<<<<
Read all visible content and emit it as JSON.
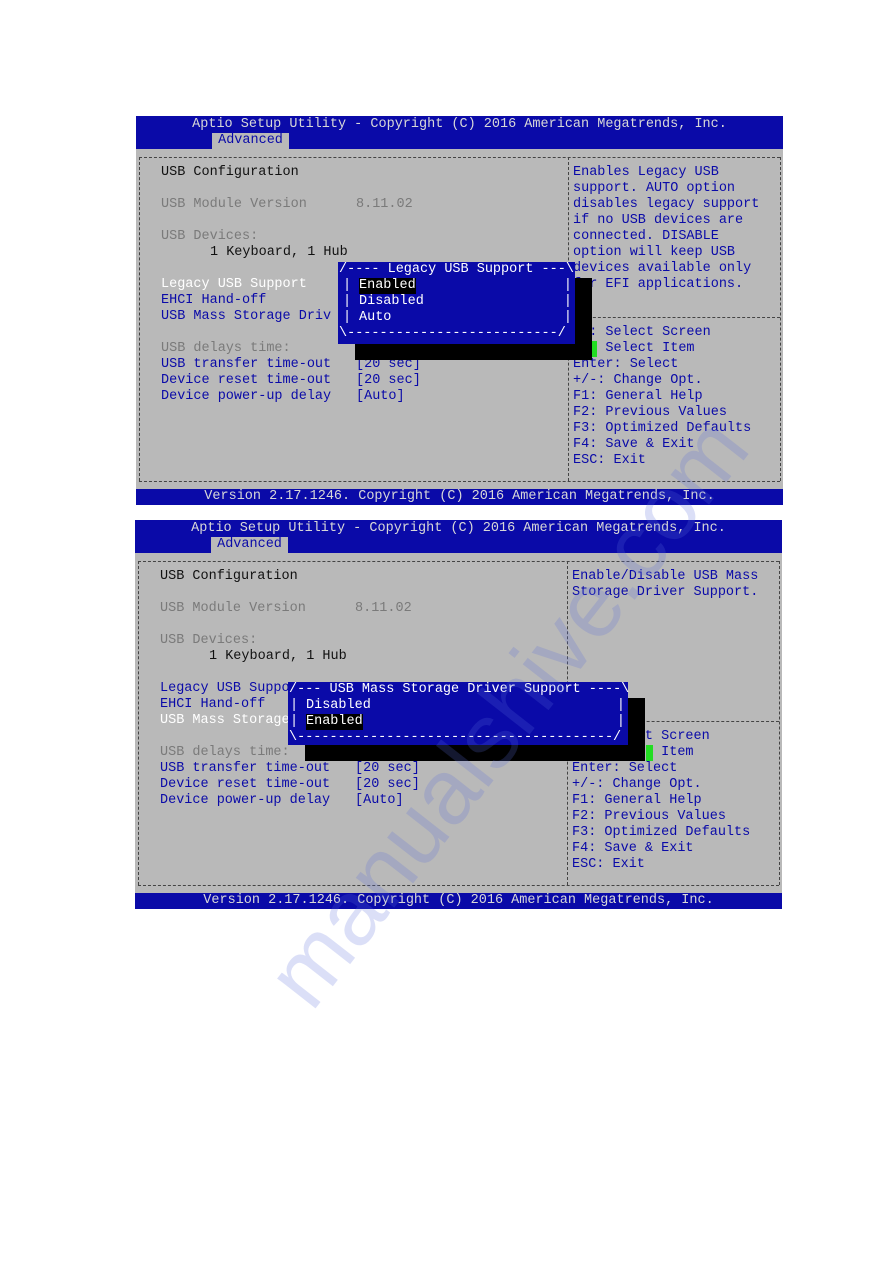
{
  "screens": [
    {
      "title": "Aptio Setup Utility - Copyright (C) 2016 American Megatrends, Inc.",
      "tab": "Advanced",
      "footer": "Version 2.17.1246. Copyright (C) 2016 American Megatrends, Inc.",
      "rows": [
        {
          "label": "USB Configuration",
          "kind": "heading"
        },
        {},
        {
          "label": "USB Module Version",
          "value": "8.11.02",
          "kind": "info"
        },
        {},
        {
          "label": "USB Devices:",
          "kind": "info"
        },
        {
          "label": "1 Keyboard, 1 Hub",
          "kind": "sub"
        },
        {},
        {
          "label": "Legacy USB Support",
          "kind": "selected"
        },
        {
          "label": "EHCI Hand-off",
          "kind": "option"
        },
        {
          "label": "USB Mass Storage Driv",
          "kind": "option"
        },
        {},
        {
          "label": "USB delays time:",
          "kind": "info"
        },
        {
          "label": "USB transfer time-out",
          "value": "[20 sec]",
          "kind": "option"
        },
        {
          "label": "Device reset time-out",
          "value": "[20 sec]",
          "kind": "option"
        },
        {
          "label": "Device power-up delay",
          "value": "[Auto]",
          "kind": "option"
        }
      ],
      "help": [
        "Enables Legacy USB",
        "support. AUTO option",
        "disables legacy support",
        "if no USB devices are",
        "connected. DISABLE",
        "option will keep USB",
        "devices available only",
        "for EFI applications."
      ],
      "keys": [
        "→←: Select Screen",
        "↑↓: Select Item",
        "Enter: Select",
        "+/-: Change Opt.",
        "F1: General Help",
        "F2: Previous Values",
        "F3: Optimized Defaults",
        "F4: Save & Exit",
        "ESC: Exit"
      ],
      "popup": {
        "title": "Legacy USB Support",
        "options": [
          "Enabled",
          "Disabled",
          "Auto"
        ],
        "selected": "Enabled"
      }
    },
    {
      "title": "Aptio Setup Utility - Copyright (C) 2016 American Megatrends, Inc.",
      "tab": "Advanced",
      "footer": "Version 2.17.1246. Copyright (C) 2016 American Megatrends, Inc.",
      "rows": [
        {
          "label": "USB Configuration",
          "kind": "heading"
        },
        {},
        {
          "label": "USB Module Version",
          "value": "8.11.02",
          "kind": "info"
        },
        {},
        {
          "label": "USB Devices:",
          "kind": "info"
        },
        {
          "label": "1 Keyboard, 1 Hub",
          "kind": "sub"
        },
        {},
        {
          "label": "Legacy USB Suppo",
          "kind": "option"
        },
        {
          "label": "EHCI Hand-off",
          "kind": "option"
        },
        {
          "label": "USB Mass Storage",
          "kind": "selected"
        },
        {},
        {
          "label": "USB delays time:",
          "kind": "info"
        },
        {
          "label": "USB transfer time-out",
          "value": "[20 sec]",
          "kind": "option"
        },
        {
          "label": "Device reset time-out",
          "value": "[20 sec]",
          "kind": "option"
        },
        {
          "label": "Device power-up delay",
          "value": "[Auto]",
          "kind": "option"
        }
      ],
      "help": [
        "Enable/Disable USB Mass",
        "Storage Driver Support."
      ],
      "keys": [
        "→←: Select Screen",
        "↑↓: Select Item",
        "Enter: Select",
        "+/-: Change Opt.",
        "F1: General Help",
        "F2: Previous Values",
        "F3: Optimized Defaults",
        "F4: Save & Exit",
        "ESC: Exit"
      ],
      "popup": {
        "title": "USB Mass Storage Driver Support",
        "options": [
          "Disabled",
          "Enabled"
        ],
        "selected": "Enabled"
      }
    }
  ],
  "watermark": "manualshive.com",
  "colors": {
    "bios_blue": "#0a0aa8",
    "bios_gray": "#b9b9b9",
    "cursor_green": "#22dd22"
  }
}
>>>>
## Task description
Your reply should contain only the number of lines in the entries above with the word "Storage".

## Written answer
4